● **What to work on**: Find every line containing the string "label" in the data below, and report how many there are, with no other words.

=== Section Start ===

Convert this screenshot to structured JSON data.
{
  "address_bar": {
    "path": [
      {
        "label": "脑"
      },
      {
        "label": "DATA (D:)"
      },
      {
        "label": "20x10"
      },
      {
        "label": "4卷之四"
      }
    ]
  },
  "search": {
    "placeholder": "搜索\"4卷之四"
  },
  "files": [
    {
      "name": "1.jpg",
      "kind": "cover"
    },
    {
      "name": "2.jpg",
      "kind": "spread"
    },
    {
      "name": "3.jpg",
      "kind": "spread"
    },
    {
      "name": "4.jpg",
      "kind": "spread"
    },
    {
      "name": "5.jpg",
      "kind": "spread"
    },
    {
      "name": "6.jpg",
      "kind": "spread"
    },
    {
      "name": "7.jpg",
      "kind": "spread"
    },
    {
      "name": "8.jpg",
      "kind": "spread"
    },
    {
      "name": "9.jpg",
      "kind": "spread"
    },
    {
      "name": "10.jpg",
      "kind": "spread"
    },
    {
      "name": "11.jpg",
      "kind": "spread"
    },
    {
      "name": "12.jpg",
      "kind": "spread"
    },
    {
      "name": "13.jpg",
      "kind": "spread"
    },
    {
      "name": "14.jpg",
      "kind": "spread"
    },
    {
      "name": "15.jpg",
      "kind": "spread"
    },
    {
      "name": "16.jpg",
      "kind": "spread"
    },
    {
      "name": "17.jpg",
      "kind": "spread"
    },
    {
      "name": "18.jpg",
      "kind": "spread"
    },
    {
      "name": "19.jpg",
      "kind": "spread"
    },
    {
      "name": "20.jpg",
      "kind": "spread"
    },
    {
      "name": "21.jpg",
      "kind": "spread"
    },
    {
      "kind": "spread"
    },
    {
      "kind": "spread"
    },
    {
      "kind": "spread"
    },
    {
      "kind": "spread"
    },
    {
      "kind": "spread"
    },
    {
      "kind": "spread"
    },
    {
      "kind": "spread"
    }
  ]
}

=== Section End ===

● **Problem solution**: 4